Christine U’Ren’s “The Informer” is the project’s mysterious opening play. Almost immediately after some opening credits and plucky string music, a split screen of actors are introduced, whose stillness and expressions give them a cohesive look despite their different home backgrounds. The majority of the politically infused dialogue occurs after the son exits, when his parents ramble about their paranoia that he is ratting them out for their progressive viewpoints. U’Ren’s references to Facebook, boba teas and Alexas are an effective, but almost overbearing, call for relatability from the audience. However, her point stands strong — political people are endangered by the media.

Up next, “I’m With Her” by Scott Munson manages to meld humor and political idealism even more successfully by raising the stakes in its plot. Set in a “purple-ish” state, Munson’s script boasts developed characters such as a Trump supporter who has “a real sex appeal despite his political views.” Craig Souza does not hold back in his performance as a “Trumpie”: He calls a “Resist” T-shirt a “target,” strikes up racist rants and rages about a race war in the country. Meanwhile, actresses April Deutschle and Kimberly Ridgeway provide witty comments and a lighthearted air, which only heightens the frustration of watching Souza, since his character’s toxicity is never ripped into by most of the surrounding characters. 

Munson’s second play, “The People Upstairs,” offers a shorter, but still noteworthy, glimpse into a confrontation of racism between a man and a wife. A lower-class worker (Gene Mocsy), admits to calling U.S. Immigration and Customs Enforcement on the couple’s upstairs neighbors. When confronted, his reaction arcs from blatantly racist defensiveness to an internalized concern on how to amend his wrongdoing. Overall, the quickness of the scene doesn’t detract from its emotional realism, but leaves viewers wanting more.

The following play by Reg Clay, “Judicial Process,” hit every note of wit and relevance possible within just 10 minutes. The scene showcases a judge of a small court (Tom Reilly) as he is manipulated and influenced by multiple sides of a case against ICE employees who have been charged with assaulting an unjustly targeted Mexican man. The back-and-forth volleys between the characters, as well as the dramatic shifts of mindset expressed by the judge, convincingly demonstrates the extent to which being a good person is nearly impossible in our justice system.

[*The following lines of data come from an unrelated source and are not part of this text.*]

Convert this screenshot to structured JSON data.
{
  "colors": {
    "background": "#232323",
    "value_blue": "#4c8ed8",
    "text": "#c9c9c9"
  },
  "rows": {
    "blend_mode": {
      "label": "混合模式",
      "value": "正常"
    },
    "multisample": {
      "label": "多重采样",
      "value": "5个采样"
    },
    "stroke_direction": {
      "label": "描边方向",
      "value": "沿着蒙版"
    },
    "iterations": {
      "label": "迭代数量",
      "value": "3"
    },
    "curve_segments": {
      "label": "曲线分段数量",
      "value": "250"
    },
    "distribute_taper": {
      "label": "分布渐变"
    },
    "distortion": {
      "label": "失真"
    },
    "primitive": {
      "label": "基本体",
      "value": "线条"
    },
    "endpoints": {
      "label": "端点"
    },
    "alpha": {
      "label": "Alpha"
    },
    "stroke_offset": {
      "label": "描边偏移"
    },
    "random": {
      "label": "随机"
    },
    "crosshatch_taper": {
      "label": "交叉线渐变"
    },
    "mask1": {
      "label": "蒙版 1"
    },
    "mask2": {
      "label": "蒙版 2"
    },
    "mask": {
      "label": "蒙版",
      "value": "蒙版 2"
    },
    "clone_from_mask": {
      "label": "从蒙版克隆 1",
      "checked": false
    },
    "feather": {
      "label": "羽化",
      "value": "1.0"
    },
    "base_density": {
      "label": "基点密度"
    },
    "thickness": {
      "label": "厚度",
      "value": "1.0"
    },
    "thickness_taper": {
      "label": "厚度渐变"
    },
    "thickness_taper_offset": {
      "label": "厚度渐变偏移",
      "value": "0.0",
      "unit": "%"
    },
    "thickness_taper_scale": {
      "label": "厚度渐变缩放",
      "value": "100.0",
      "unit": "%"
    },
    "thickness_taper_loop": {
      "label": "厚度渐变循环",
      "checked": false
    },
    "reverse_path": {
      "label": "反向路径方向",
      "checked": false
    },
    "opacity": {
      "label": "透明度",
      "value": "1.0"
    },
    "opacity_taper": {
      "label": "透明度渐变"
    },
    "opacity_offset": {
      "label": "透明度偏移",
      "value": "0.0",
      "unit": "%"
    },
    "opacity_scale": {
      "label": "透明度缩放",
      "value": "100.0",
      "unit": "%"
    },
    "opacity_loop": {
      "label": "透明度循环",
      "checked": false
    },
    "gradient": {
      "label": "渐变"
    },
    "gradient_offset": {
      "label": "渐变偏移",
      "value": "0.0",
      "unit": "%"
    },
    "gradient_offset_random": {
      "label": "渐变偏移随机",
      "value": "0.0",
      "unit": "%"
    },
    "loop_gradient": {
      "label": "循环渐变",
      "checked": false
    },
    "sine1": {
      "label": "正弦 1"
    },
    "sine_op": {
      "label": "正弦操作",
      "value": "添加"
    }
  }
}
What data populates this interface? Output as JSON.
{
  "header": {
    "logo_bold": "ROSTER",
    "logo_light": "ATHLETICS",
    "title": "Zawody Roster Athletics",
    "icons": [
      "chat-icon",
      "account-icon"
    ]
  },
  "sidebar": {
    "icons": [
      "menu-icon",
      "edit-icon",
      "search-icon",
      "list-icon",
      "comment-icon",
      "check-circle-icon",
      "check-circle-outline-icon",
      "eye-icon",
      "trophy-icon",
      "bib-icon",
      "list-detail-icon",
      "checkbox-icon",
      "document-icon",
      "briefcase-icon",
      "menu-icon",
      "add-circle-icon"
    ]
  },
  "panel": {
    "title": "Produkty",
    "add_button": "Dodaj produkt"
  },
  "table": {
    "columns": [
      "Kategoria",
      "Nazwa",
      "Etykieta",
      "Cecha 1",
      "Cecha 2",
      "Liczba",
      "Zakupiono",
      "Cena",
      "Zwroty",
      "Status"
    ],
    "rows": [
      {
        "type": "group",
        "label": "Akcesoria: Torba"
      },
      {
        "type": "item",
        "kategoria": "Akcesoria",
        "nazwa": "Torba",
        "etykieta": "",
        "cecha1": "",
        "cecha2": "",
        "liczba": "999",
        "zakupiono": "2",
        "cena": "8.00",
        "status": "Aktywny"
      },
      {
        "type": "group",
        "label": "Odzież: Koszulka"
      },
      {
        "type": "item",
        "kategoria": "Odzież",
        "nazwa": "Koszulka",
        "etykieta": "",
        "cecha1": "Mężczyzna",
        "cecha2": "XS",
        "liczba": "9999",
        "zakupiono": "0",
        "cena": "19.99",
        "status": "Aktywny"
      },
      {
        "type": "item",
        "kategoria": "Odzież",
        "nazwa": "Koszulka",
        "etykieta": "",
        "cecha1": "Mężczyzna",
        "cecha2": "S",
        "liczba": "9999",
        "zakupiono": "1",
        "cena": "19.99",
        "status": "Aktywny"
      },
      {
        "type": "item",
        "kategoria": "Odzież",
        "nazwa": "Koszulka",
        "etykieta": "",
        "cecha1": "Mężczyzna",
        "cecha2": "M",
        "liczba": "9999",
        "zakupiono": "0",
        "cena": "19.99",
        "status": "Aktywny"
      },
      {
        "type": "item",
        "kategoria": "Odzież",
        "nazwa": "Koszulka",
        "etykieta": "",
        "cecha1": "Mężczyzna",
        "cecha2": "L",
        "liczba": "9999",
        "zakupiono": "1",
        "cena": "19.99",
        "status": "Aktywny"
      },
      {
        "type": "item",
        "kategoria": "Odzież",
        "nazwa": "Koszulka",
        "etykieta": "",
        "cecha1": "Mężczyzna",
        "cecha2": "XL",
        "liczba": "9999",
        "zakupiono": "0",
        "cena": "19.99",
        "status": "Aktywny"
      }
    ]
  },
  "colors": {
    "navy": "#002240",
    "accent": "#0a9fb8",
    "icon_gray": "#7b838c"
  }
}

Denmo Ibrahim’s “Judith,” on the other hand, is the least comedic and most biting of all the plays, a story of family trauma and remembrance. Damaris Divito plays a Jewish woman who is sorting through items passed onto her by Holocaust survivors in her lineage. Tension emerges between her and her husband (Tim Holt Jones), who manages to display both apathetic ignorance and a willingness to learn how to help her with her tradition. The most jarring aspect of the play is how late into their preestablished marriage a resolution between the couple is found, highlighting that the Holocaust and family trauma can be ignored uninterruptedly by those of us who have the ability to ignore it.

Much more could be said on how the production harnessed parallels between the Third Reich and our modern dysfunctional society, but the quickness of each play makes each social issue seem — quite accurately — like a cliffhanger. The Brecht Project is admirable in that it grabs our attention with a fresh explanation of the same problems that we often wrongly assume we know enough about. While The Brecht Project is limited to a short virtual run, its questioning of regime culture will reverberate into our future conversations of bigotry in America.

Contact Nurcan Sumbul at [email protected].